SynBERC-commissioned BioFab projects will be made available to the SynBERC researchers, so that they can individually decide based on the best interests of SynBERC, their home institution, and their specific project’s requirements as to if and how to make any BioFab produced materials available to others.  We anticipate that some so-engineered BioFab projects will be protected by patent applications initiated by SynBERC researchers and appropriately licensed, while others will be freely shared.  Importantly, because the BIOFAB facility will maintain a neutral posture with respect to intellectual property rights, the facility will be able to support many additional partnerships with additional academic and commercial entities, some of whom might hope to work with the BIOFAB in developing both improved open access and propriety parts.This partnership framework might also allow for external organizations to more readily support BIOFAB staff via in kind donations, BIOFAB residencies, and other forms of support. 

Bio-Fabrication and Human Practices

The BIOFAB -- along with the field of synthetic biology as a whole -- promises significant engineering advances in the design and composition of living systems.
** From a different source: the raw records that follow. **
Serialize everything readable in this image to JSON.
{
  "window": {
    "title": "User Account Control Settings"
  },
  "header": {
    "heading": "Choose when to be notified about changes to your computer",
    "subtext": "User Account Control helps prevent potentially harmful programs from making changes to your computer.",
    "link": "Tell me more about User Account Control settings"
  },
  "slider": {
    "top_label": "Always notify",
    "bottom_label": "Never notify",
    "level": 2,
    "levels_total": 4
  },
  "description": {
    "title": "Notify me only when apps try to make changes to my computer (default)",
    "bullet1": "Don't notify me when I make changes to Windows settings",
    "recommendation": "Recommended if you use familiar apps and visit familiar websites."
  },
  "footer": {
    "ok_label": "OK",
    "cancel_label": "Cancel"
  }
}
It also represents a practical exercise in the capacities and limits of a parts-based approach to biological engineering—organizationally, commercially, and biologically. In this way, the BIOFAB is an ideal testing ground for a range of human practices questions currently in circulation. Many of the security analysts, bioethicists, science studies practitioners and others studying synthetic biology have calibrated their work to the promises and dangers of making biology easier to engineer and making materials and know-how more widely available. To the extent that the BIOFAB successfully achieves its goals it is likely, in short, to ramify across multiple domains. In such a case, as its developers have recognized, the question of how the BIOFAB is organized and orchestrated becomes all the more pressing.

Gaymon Bennett (UC Berkeley) is leading an effort to interface with the BIOFAB in a mode of second-order participation. Specifically, this involves both observing the scientific and organizational practices of the Biofab directors and technicians, as well as contributing that observational analysis as a participating member of the Biofab’s team. Initial work consists of tracking fab development, infrastructure and processes. Ongoing work will involve observing practices of part selection, classification, production and characterization, as well as strategies for soliciting orders, distributing parts, and navigating commercial interests. The work is intended to develop a better understand how work in the BIOFAB is contributing or failing to contribute to the development of synthetic biology today. A central question will be: How is this venue being fashioned and administered given the range of biological, engineering, organizational, and ethical challenges it is likely to confront? Said another way, how are biology, the organization of research, and the ethical practice of science being configured such that the Biofab is an answer to the rethinking and reworking of bioengineering underway today? A goal of Bennett's inquiry is to pose and repose the question of how the BIOFAB is developing in view of such challenges as commercialization and security as work actually unfolds. In examining how synthetic biology as practiced by the BIOFAB is challenging prior configurations of the life-sciences, ethics, and security, the project hopes to illuminate the most effective venues and configurations of practice.

The project builds on three years of work in Human Practices within SynBERC. That mandate, broadly conceived, has been to experiment with an adjusted mode of anthropological inquiry to facilitate the challenge of rethinking and eventually putting into practice, a “post-ELSI” program for synthetic biology. As to the portfolio, a consistent effort of the Berkeley Human Practices lab has been to track the ethical ramifications of research programs and their venues. Such efforts orient inquiry into the problem of designing venues for the intersection of the life sciences, ethics, and security today—a problem which would seem to be a core challenge in the development of the BIOFAB.